┌──

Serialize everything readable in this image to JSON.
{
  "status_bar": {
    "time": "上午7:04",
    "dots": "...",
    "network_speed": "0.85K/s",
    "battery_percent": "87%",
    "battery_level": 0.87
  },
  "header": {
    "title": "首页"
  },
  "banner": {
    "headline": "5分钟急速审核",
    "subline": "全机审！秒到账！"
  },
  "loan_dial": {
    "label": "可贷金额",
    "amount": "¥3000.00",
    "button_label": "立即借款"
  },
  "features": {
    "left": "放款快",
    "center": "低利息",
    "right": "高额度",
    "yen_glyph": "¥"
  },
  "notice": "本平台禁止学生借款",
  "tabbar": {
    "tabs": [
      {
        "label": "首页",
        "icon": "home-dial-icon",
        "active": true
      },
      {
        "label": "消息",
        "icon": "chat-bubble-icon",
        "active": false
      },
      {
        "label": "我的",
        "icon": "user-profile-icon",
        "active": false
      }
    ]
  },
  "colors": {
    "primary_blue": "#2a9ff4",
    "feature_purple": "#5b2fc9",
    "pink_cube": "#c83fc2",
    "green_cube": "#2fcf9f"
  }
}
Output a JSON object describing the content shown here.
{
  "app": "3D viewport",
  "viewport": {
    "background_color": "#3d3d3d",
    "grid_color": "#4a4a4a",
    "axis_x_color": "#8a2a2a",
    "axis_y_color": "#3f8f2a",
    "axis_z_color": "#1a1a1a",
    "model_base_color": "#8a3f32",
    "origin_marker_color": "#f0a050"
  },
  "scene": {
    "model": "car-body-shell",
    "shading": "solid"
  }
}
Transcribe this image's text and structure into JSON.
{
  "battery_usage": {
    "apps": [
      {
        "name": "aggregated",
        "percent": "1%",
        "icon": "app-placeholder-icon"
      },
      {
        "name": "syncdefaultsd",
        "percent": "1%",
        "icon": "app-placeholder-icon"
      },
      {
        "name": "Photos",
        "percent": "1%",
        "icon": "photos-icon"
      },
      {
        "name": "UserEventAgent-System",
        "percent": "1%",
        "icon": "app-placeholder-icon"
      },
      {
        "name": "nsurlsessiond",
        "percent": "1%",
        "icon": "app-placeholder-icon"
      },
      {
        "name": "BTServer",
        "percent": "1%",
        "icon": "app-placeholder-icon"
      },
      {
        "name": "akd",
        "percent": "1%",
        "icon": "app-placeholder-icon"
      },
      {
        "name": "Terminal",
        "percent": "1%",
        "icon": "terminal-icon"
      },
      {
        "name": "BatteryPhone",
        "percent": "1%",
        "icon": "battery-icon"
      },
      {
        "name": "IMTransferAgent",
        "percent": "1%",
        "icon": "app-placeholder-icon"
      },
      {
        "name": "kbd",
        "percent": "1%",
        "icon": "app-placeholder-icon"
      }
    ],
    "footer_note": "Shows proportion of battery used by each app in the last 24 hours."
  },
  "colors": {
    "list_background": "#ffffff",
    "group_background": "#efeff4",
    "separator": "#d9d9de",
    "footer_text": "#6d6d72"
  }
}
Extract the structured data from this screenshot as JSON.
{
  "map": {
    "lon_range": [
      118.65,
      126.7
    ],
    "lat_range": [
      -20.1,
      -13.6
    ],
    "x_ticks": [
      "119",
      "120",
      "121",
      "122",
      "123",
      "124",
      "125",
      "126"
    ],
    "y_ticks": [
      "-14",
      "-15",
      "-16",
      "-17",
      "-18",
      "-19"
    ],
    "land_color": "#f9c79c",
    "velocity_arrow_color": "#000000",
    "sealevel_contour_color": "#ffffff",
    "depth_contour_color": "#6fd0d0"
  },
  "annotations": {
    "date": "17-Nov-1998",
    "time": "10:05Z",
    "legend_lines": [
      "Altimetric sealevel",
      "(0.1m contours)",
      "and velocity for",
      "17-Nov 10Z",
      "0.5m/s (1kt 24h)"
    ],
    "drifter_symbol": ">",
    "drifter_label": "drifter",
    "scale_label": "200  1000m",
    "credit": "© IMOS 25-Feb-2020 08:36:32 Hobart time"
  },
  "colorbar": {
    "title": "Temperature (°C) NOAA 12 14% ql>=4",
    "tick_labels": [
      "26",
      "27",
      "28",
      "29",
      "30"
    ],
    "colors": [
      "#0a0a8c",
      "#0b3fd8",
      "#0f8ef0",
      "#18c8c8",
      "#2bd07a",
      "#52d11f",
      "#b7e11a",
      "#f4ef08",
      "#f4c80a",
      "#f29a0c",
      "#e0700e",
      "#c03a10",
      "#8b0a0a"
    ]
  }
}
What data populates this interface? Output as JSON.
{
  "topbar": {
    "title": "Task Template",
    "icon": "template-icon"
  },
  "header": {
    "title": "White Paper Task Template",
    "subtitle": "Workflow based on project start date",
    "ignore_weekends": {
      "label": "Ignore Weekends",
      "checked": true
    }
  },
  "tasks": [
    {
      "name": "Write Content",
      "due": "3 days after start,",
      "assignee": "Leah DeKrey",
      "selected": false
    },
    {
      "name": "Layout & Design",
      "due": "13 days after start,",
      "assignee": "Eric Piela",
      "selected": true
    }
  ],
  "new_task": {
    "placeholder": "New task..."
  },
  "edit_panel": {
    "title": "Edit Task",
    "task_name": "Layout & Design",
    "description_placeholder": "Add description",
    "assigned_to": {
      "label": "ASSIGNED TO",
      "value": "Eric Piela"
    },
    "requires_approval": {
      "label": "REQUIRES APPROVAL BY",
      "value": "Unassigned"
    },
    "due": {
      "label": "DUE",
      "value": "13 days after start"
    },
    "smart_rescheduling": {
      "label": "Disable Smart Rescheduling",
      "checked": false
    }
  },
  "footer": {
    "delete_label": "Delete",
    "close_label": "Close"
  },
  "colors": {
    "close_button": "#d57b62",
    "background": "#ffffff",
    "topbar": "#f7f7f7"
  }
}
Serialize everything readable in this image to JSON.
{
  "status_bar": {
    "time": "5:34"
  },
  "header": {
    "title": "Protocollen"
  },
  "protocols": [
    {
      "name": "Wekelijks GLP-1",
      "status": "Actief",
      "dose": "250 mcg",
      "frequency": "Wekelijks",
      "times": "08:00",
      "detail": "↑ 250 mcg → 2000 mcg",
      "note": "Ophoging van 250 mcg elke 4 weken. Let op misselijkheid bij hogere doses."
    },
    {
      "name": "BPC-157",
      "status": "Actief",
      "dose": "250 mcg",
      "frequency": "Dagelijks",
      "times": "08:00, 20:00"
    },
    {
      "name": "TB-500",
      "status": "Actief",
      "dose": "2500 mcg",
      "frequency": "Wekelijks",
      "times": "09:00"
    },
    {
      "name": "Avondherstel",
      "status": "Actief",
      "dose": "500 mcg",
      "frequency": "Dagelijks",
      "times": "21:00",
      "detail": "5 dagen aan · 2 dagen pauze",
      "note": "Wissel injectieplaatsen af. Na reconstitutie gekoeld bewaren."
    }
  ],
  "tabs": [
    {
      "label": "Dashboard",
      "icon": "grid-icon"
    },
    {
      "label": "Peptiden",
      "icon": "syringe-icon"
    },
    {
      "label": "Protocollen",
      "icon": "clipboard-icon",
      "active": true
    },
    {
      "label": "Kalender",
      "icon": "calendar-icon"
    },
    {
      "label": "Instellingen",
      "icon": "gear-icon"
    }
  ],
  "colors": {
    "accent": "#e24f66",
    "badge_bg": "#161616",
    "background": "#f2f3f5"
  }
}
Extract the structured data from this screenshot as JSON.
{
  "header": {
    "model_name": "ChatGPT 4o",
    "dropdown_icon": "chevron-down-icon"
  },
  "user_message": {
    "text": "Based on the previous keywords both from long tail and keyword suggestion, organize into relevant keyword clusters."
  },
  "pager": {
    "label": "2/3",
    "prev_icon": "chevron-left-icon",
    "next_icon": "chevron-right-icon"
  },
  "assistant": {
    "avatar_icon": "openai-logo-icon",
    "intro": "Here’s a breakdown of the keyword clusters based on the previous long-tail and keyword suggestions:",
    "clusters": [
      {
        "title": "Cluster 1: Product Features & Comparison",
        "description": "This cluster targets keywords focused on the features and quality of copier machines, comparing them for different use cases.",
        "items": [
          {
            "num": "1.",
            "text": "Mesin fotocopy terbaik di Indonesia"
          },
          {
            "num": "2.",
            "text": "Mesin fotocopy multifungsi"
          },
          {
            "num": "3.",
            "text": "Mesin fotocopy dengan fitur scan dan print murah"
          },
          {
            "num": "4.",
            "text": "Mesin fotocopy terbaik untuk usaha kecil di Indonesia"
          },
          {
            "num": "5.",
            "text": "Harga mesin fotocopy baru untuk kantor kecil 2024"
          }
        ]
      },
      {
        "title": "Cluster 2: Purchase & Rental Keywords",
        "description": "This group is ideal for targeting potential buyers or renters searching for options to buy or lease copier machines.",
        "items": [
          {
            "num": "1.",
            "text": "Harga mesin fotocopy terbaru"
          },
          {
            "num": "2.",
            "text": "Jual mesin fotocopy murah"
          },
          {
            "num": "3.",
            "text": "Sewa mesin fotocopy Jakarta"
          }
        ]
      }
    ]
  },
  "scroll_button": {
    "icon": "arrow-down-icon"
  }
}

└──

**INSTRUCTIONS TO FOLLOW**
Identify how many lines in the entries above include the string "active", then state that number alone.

**RESULT**
4